[aw-rog-ruh-fee, oh-rog-]

Origin of orography

First recorded in 1840–50; oro-1 + -graphy
Also called o·rol·o·gy [aw-rol-uh-jee, oh-rol-] /ɔˈrɒl ə dʒi, oʊˈrɒl-/.
Related formsor·o·graph·ic [awr-uh-graf-ik, or-uh-] /ˌɔr əˈgræf ɪk, ˌɒr ə-/, or·o·graph·i·cal, adjectiveor·o·graph·i·cal·ly, adverb
Dictionary.com Unabridged Based on the Random House Unabridged Dictionary, © Random House, Inc. 2018

Examples from the Web for orography

Historical Examples of orography

  • Ridges, rather than ranges, are the predominant feature of its orography.

    The Gates of India

    Thomas Holdich

  • The orography of the western coast of Hudson Bay is little known.

  • For orography and geology see an article by P. Verri in Boll.

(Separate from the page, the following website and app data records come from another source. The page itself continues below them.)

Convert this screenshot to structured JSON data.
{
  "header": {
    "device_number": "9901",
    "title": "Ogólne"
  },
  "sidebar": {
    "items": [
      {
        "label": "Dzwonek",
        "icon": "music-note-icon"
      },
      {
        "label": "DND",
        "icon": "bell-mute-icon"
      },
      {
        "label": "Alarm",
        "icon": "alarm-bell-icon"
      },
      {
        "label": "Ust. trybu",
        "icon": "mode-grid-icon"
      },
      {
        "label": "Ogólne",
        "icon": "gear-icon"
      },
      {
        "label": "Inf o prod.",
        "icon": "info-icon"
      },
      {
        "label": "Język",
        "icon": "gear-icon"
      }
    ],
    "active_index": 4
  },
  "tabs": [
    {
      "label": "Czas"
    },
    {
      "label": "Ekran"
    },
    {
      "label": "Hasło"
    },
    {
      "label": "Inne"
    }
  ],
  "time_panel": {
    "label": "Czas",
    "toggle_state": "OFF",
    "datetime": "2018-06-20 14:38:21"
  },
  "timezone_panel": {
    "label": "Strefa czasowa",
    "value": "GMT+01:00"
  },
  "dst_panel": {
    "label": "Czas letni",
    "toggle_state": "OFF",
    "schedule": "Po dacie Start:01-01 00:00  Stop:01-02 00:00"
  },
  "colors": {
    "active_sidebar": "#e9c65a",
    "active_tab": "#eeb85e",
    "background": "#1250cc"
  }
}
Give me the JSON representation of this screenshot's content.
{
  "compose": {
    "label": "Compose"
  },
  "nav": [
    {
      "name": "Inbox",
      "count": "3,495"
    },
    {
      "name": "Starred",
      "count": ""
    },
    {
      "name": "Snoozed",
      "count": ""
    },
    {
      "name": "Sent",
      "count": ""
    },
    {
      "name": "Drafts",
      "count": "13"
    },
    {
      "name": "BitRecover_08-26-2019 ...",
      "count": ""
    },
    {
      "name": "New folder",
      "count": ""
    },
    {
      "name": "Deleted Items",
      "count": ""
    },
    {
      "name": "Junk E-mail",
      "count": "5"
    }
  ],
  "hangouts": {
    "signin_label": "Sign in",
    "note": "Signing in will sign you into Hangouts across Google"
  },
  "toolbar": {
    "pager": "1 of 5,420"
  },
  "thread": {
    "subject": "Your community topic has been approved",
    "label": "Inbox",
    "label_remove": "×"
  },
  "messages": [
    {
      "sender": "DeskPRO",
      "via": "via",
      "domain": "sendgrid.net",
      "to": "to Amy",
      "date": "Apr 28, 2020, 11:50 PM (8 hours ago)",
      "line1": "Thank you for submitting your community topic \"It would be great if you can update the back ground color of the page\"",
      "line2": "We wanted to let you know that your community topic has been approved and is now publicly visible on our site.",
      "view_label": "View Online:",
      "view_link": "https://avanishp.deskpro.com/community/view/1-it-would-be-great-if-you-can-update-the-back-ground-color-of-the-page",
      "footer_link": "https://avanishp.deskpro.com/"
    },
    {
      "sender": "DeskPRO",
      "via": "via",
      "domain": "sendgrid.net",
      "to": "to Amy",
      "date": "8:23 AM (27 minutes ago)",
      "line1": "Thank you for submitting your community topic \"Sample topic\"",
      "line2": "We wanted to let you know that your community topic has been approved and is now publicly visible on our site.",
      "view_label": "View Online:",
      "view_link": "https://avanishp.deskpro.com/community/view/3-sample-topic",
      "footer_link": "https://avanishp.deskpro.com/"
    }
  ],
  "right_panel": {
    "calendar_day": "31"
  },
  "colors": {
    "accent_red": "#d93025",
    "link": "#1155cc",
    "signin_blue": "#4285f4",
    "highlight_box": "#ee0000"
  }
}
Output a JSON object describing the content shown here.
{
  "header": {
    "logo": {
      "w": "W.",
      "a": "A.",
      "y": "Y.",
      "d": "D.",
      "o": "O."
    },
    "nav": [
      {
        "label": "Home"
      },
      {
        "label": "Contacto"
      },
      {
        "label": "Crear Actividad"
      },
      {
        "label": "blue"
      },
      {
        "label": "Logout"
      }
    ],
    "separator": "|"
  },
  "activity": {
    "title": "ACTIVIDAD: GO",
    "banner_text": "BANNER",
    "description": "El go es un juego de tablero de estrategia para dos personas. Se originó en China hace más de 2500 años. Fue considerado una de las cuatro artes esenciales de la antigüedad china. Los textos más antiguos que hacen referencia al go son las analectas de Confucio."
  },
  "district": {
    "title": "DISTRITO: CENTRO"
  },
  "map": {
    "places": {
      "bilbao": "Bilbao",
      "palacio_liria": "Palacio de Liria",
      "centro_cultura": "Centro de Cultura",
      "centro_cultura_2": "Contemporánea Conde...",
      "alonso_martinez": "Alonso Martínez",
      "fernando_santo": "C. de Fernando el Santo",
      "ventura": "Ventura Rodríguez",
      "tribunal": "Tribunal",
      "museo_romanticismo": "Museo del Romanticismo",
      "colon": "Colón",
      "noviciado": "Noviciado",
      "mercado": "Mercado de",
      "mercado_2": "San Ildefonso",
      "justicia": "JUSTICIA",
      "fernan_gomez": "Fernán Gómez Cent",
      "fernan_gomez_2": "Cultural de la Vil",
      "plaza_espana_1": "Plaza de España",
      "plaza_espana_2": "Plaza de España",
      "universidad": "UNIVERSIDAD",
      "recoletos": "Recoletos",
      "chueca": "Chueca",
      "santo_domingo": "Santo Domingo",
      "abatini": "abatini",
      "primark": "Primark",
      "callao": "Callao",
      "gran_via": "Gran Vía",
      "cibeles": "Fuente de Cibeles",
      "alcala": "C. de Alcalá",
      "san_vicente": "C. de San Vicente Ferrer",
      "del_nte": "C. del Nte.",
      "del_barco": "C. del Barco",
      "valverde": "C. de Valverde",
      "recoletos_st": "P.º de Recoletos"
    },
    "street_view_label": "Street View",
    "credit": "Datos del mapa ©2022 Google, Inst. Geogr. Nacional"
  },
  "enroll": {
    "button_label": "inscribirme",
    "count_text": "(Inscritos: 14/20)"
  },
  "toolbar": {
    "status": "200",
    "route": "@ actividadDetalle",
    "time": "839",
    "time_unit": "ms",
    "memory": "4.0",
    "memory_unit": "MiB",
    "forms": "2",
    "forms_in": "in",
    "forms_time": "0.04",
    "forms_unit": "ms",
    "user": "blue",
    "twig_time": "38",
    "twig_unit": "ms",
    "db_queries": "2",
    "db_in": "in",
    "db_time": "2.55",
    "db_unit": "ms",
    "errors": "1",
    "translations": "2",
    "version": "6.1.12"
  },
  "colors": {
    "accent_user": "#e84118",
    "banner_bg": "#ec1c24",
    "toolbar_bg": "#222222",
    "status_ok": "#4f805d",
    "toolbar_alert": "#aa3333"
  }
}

  • While during the winter the state of the ice is of decisive importance, the orography of the land comes now into consideration.

  • Its orography gives rise to the presence of numerous rivers and streams, all of which are upon the Atlantic watershed.

    Mexico

    Charles Reginald Enock


British Dictionary definitions for orography

orography

orology (ɒˈrɒlədʒɪ)

noun
  1. the study or mapping of relief, esp of mountains
Derived Formsorographer or orologist, nounorographic (ˌɒrəʊˈɡræfɪk) or orological (ˌɒrəʊˈlɒdʒɪkəl), adjectiveorographically or orologically, adverb
Collins English Dictionary - Complete & Unabridged 2012 Digital Edition © William Collins Sons & Co. Ltd. 1979, 1986 © HarperCollins Publishers 1998, 2000, 2003, 2005, 2006, 2007, 2009, 2012